Click the image for video of Pat on a working burn earlier this year with guest belayer Porter Jarrard. Photo and Video: Mike Williams/DPM

Pat began working the project a few months ago but had to take a one month hiatus to travel to Venezuela where he -with Jeremy Collins, James Q. Martin, and Jose Miranda- established an 11-pitch big wall on the Acopan tepui in the Gran Sabana jungle. Their route, In Gold Blood, checks in at 5.13a (5.12c R A0).

Not a bad place to take a vacation from the home project. Goodman and company at the base of the Acopan Tepui in Venezuela. Photo: Pat Goodman

When he returned, he set back to work on the project and clipped the chains two days ago. Goodman has been leading the trad climbing charge at the New for the last decade. The establishment of Gun Control is just an addition to the list of the New's hardest trad routes, almost all established by him. A list of contenders put up by Pat would include: Scavenger (5.13c), Acharya (5.13c), Fisheye (5.13b), Fitzcarraldo (5.13b), and The Thundering Herd (5.13b), but the current hardest goes to visiting trad-master Matt Wilder who established The Golden Bullet (5.13d) during a 2010 trip.

Wilder was so impressed with the potential at the New that he trained up for a 6-week return trip. He, and his wife and son, showed up last week and set straight to work on a project that Matt eyeballed last time. His project, Rapunzel, might be the hardest trad route in the country if he pulls it off. Check out the video below for a teaser of Matt working the route last time he was here.

Matt Wilder working the Rapunzel project at Fern Buttress, New River Gorge. Click the image for video.

Goodman has had quite a year with hard FA's at the New as well as international big wall trips to Pakistan, Canada's Vampire Spires, and the tepuis of Venezuela. He's currently down in Chattanooga and will be touring the Southeast presenting American Alpine Club slideshows of his recent adventures. The next showing will be tonight, March 21st, in Huntsville, Alabama followed by another at the Crashpad in Chattanooga, Tennessee on the 23rd. More info can be found here.
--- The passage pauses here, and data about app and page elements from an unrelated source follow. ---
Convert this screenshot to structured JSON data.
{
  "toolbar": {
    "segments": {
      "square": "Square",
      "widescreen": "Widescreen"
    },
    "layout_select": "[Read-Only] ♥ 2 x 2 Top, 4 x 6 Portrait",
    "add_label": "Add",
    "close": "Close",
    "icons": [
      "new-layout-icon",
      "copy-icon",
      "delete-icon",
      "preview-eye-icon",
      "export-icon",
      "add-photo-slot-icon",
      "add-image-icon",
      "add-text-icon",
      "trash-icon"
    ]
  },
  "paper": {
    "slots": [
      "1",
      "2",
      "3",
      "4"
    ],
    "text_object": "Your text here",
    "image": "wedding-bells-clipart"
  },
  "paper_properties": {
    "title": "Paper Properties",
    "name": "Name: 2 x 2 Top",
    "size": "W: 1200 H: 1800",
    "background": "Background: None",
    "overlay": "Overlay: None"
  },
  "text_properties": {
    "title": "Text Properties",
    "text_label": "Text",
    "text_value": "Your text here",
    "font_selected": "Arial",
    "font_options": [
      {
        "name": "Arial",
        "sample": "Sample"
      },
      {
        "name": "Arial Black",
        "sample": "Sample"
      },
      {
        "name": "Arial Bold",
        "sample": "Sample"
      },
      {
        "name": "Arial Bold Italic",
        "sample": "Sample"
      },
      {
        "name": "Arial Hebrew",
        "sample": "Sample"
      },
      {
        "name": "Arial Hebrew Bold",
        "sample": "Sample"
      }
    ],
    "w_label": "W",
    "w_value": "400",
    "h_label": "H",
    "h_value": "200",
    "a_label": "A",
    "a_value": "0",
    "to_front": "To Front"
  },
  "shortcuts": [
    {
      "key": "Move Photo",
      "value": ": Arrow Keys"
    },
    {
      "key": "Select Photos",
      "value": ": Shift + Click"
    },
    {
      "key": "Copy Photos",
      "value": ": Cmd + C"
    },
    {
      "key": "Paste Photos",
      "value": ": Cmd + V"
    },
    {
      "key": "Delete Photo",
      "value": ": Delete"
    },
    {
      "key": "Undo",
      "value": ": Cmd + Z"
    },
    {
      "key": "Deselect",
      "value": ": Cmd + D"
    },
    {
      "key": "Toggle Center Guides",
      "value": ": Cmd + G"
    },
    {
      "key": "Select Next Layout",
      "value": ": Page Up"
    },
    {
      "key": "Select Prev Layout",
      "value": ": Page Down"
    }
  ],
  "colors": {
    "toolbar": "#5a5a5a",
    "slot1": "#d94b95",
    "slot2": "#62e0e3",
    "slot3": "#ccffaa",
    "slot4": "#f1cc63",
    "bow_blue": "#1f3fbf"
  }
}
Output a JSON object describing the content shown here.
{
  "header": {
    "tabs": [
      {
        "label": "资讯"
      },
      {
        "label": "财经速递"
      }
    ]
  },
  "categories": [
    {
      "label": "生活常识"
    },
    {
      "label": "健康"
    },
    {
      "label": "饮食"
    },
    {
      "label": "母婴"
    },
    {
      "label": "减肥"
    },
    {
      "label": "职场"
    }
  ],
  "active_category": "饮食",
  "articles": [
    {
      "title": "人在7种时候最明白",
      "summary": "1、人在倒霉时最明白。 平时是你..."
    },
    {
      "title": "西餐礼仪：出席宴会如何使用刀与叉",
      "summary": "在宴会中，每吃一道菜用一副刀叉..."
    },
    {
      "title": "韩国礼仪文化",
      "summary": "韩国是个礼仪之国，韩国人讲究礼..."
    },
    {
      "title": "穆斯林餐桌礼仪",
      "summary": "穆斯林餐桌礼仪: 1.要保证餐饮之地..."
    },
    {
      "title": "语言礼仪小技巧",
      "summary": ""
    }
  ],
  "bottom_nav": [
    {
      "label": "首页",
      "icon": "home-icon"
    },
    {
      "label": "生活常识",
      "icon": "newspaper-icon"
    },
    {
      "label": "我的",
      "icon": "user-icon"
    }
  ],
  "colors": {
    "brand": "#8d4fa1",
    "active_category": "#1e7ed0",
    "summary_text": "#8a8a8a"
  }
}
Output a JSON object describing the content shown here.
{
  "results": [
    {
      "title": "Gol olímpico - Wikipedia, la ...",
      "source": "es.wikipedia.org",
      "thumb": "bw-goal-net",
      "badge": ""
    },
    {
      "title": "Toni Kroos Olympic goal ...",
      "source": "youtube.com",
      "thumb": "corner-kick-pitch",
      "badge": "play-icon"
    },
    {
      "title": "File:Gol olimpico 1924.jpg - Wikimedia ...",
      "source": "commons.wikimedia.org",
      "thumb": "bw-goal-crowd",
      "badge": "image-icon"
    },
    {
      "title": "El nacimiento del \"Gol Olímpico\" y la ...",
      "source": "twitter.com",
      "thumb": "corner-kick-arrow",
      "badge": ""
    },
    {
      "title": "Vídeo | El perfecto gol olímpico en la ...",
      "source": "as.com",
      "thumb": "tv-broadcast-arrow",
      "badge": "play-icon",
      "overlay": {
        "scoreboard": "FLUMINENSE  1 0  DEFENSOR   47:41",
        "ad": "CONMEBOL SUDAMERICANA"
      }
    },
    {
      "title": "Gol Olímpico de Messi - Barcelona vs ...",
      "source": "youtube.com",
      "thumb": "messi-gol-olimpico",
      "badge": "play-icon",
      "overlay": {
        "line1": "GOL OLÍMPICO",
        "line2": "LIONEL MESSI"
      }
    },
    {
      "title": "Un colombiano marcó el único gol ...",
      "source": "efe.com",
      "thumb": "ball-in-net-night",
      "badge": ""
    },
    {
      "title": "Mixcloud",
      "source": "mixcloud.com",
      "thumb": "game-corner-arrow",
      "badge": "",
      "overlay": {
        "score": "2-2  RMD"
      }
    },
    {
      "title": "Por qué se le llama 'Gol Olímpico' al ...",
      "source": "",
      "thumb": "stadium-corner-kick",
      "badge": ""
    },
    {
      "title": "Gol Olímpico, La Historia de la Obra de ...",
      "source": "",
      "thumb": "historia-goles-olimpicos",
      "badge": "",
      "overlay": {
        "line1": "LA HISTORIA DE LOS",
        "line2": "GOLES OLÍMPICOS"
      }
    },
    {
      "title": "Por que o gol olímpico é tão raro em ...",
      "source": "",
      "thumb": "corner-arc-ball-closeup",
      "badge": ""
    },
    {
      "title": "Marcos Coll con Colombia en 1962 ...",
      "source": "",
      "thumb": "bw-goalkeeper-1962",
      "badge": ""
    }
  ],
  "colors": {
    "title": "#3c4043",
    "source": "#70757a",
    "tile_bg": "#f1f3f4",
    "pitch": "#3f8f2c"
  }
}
Goodman fiddling in a purple TCU way over the last bolt on Gun Control. Photo: Mike Williams/DPM

Way up on the wall of Gun Control. Photo: Mike Williams/DPM

Goodman gunning for the big hueco that marks the end of the difficulties. Photo: Mike Williams/DPM

Finally, returning to the New River Gorge's Thunder Buttress, I was able to put up an incredible 100-foot line to the left of Stabat Mater. The new route, Coal Train (5.14a), climbs immaculate stone and might be the best 5.14 route at the New.

The 2nd of three 5.13 cruxes on Coal Train. Perfect stone. Photo: Pat Goodman

Hey, shouldn't that guy be moderating comments or updating the news? Slacking off near the top of Coal Train. Photo: Pat Goodman

The New River Rendezvous is fast approaching and the area will be inundated with some of the country's top climbers ready to repeat some of these lines and establish their own. The Rendezvous is, at its core, a fundraising event for the New River Alliance of Climbers. Money raised goes toward rebolting efforts, trail projects, and possibly  land acquisition and improved access. Those that have attended in the past consider the 'Vous to be one of the country's best climbing events with tons of climbing, a mellow party with friends, clinics and more. Attending the May 16-19th event is by registration only and registration will be open shortly. Follow along for updates on the NRAC Facebook page. We'll post more 'Vous event info in the near future. 

-Mike Williams